Element data from apps and pages -

==================================================

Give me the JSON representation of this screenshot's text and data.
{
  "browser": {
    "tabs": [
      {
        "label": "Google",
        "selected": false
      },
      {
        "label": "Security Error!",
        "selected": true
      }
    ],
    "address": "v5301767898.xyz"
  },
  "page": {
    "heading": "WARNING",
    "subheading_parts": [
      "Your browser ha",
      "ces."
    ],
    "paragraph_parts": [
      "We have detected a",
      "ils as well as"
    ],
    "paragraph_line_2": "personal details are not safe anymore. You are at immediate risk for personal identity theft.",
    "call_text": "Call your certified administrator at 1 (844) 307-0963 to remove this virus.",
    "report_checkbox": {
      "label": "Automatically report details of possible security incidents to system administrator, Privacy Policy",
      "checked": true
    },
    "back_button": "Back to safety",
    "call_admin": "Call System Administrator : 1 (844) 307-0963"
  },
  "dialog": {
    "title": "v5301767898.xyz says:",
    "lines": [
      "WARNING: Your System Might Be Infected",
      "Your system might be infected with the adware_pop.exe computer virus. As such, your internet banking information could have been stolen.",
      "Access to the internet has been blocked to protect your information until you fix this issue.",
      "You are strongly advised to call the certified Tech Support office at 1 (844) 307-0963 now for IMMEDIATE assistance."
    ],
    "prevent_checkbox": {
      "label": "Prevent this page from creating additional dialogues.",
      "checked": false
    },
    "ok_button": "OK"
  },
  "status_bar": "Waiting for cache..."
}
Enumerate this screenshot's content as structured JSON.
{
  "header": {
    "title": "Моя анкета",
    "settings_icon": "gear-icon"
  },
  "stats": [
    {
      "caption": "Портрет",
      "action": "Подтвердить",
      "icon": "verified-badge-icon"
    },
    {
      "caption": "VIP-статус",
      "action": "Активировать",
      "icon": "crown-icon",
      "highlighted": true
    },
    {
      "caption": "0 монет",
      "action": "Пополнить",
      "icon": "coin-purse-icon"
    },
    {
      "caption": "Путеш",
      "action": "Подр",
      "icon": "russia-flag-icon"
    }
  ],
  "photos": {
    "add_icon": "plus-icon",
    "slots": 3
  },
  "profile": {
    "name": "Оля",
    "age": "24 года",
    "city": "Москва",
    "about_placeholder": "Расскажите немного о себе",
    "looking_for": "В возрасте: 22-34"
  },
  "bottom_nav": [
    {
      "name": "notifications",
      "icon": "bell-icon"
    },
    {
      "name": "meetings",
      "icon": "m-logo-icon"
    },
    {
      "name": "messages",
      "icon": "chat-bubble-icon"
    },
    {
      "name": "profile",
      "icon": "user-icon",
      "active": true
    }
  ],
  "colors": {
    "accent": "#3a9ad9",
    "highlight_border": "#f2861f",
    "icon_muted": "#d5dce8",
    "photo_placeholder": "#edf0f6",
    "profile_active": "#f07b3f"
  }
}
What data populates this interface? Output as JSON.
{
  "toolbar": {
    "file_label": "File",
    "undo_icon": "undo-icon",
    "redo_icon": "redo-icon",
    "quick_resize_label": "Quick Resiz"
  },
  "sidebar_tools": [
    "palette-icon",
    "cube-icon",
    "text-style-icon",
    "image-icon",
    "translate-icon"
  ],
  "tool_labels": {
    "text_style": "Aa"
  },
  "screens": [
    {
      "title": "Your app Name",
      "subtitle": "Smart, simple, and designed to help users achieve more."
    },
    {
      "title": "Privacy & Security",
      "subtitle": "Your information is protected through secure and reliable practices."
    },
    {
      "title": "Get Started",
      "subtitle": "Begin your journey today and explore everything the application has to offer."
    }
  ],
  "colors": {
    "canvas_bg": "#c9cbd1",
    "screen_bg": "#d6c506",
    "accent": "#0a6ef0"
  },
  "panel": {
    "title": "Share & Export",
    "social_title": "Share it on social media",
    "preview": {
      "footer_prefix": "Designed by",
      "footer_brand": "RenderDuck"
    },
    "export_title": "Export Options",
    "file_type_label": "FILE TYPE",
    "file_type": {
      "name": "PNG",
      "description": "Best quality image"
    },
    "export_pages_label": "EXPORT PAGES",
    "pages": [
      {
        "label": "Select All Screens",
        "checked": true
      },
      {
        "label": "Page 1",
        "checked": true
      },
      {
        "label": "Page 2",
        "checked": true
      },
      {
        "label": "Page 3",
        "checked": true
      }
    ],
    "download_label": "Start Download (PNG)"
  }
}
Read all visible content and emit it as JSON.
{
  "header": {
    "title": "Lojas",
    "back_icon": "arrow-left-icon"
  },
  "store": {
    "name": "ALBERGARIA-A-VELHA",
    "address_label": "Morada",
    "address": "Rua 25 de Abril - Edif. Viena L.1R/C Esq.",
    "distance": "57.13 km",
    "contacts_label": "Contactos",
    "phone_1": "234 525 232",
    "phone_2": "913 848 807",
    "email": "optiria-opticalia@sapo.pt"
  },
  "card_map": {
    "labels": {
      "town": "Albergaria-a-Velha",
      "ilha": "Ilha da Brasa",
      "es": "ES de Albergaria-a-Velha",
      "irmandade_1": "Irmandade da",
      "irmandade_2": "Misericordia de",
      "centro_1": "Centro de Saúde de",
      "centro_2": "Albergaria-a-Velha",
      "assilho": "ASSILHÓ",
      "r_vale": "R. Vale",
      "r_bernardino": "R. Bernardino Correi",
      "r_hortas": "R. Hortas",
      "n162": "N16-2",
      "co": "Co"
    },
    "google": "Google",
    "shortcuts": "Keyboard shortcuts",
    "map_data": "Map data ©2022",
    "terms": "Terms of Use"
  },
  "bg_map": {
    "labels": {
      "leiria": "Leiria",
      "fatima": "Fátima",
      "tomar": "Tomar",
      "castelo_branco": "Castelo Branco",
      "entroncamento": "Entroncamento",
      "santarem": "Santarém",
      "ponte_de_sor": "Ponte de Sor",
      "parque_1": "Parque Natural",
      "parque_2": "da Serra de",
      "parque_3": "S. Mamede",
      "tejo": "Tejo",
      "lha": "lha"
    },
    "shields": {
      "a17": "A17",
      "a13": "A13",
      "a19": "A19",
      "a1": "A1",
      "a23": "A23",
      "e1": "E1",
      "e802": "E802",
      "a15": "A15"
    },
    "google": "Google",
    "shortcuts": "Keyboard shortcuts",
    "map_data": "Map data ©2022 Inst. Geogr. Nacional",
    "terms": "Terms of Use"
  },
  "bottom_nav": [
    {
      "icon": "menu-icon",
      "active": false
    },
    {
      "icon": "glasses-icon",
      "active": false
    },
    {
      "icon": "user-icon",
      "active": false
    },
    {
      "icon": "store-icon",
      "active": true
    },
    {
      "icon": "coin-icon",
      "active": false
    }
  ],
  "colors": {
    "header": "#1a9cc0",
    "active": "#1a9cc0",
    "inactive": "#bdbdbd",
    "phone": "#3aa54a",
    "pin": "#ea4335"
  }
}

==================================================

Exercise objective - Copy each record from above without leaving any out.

Response area -
Give me the JSON representation of this screenshot's text and data.
{
  "browser": {
    "tabs": [
      {
        "label": "Google",
        "selected": false
      },
      {
        "label": "Security Error!",
        "selected": true
      }
    ],
    "address": "v5301767898.xyz"
  },
  "page": {
    "heading": "WARNING",
    "subheading_parts": [
      "Your browser ha",
      "ces."
    ],
    "paragraph_parts": [
      "We have detected a",
      "ils as well as"
    ],
    "paragraph_line_2": "personal details are not safe anymore. You are at immediate risk for personal identity theft.",
    "call_text": "Call your certified administrator at 1 (844) 307-0963 to remove this virus.",
    "report_checkbox": {
      "label": "Automatically report details of possible security incidents to system administrator, Privacy Policy",
      "checked": true
    },
    "back_button": "Back to safety",
    "call_admin": "Call System Administrator : 1 (844) 307-0963"
  },
  "dialog": {
    "title": "v5301767898.xyz says:",
    "lines": [
      "WARNING: Your System Might Be Infected",
      "Your system might be infected with the adware_pop.exe computer virus. As such, your internet banking information could have been stolen.",
      "Access to the internet has been blocked to protect your information until you fix this issue.",
      "You are strongly advised to call the certified Tech Support office at 1 (844) 307-0963 now for IMMEDIATE assistance."
    ],
    "prevent_checkbox": {
      "label": "Prevent this page from creating additional dialogues.",
      "checked": false
    },
    "ok_button": "OK"
  },
  "status_bar": "Waiting for cache..."
}
Enumerate this screenshot's content as structured JSON.
{
  "header": {
    "title": "Моя анкета",
    "settings_icon": "gear-icon"
  },
  "stats": [
    {
      "caption": "Портрет",
      "action": "Подтвердить",
      "icon": "verified-badge-icon"
    },
    {
      "caption": "VIP-статус",
      "action": "Активировать",
      "icon": "crown-icon",
      "highlighted": true
    },
    {
      "caption": "0 монет",
      "action": "Пополнить",
      "icon": "coin-purse-icon"
    },
    {
      "caption": "Путеш",
      "action": "Подр",
      "icon": "russia-flag-icon"
    }
  ],
  "photos": {
    "add_icon": "plus-icon",
    "slots": 3
  },
  "profile": {
    "name": "Оля",
    "age": "24 года",
    "city": "Москва",
    "about_placeholder": "Расскажите немного о себе",
    "looking_for": "В возрасте: 22-34"
  },
  "bottom_nav": [
    {
      "name": "notifications",
      "icon": "bell-icon"
    },
    {
      "name": "meetings",
      "icon": "m-logo-icon"
    },
    {
      "name": "messages",
      "icon": "chat-bubble-icon"
    },
    {
      "name": "profile",
      "icon": "user-icon",
      "active": true
    }
  ],
  "colors": {
    "accent": "#3a9ad9",
    "highlight_border": "#f2861f",
    "icon_muted": "#d5dce8",
    "photo_placeholder": "#edf0f6",
    "profile_active": "#f07b3f"
  }
}
What data populates this interface? Output as JSON.
{
  "toolbar": {
    "file_label": "File",
    "undo_icon": "undo-icon",
    "redo_icon": "redo-icon",
    "quick_resize_label": "Quick Resiz"
  },
  "sidebar_tools": [
    "palette-icon",
    "cube-icon",
    "text-style-icon",
    "image-icon",
    "translate-icon"
  ],
  "tool_labels": {
    "text_style": "Aa"
  },
  "screens": [
    {
      "title": "Your app Name",
      "subtitle": "Smart, simple, and designed to help users achieve more."
    },
    {
      "title": "Privacy & Security",
      "subtitle": "Your information is protected through secure and reliable practices."
    },
    {
      "title": "Get Started",
      "subtitle": "Begin your journey today and explore everything the application has to offer."
    }
  ],
  "colors": {
    "canvas_bg": "#c9cbd1",
    "screen_bg": "#d6c506",
    "accent": "#0a6ef0"
  },
  "panel": {
    "title": "Share & Export",
    "social_title": "Share it on social media",
    "preview": {
      "footer_prefix": "Designed by",
      "footer_brand": "RenderDuck"
    },
    "export_title": "Export Options",
    "file_type_label": "FILE TYPE",
    "file_type": {
      "name": "PNG",
      "description": "Best quality image"
    },
    "export_pages_label": "EXPORT PAGES",
    "pages": [
      {
        "label": "Select All Screens",
        "checked": true
      },
      {
        "label": "Page 1",
        "checked": true
      },
      {
        "label": "Page 2",
        "checked": true
      },
      {
        "label": "Page 3",
        "checked": true
      }
    ],
    "download_label": "Start Download (PNG)"
  }
}
Read all visible content and emit it as JSON.
{
  "header": {
    "title": "Lojas",
    "back_icon": "arrow-left-icon"
  },
  "store": {
    "name": "ALBERGARIA-A-VELHA",
    "address_label": "Morada",
    "address": "Rua 25 de Abril - Edif. Viena L.1R/C Esq.",
    "distance": "57.13 km",
    "contacts_label": "Contactos",
    "phone_1": "234 525 232",
    "phone_2": "913 848 807",
    "email": "optiria-opticalia@sapo.pt"
  },
  "card_map": {
    "labels": {
      "town": "Albergaria-a-Velha",
      "ilha": "Ilha da Brasa",
      "es": "ES de Albergaria-a-Velha",
      "irmandade_1": "Irmandade da",
      "irmandade_2": "Misericordia de",
      "centro_1": "Centro de Saúde de",
      "centro_2": "Albergaria-a-Velha",
      "assilho": "ASSILHÓ",
      "r_vale": "R. Vale",
      "r_bernardino": "R. Bernardino Correi",
      "r_hortas": "R. Hortas",
      "n162": "N16-2",
      "co": "Co"
    },
    "google": "Google",
    "shortcuts": "Keyboard shortcuts",
    "map_data": "Map data ©2022",
    "terms": "Terms of Use"
  },
  "bg_map": {
    "labels": {
      "leiria": "Leiria",
      "fatima": "Fátima",
      "tomar": "Tomar",
      "castelo_branco": "Castelo Branco",
      "entroncamento": "Entroncamento",
      "santarem": "Santarém",
      "ponte_de_sor": "Ponte de Sor",
      "parque_1": "Parque Natural",
      "parque_2": "da Serra de",
      "parque_3": "S. Mamede",
      "tejo": "Tejo",
      "lha": "lha"
    },
    "shields": {
      "a17": "A17",
      "a13": "A13",
      "a19": "A19",
      "a1": "A1",
      "a23": "A23",
      "e1": "E1",
      "e802": "E802",
      "a15": "A15"
    },
    "google": "Google",
    "shortcuts": "Keyboard shortcuts",
    "map_data": "Map data ©2022 Inst. Geogr. Nacional",
    "terms": "Terms of Use"
  },
  "bottom_nav": [
    {
      "icon": "menu-icon",
      "active": false
    },
    {
      "icon": "glasses-icon",
      "active": false
    },
    {
      "icon": "user-icon",
      "active": false
    },
    {
      "icon": "store-icon",
      "active": true
    },
    {
      "icon": "coin-icon",
      "active": false
    }
  ],
  "colors": {
    "header": "#1a9cc0",
    "active": "#1a9cc0",
    "inactive": "#bdbdbd",
    "phone": "#3aa54a",
    "pin": "#ea4335"
  }
}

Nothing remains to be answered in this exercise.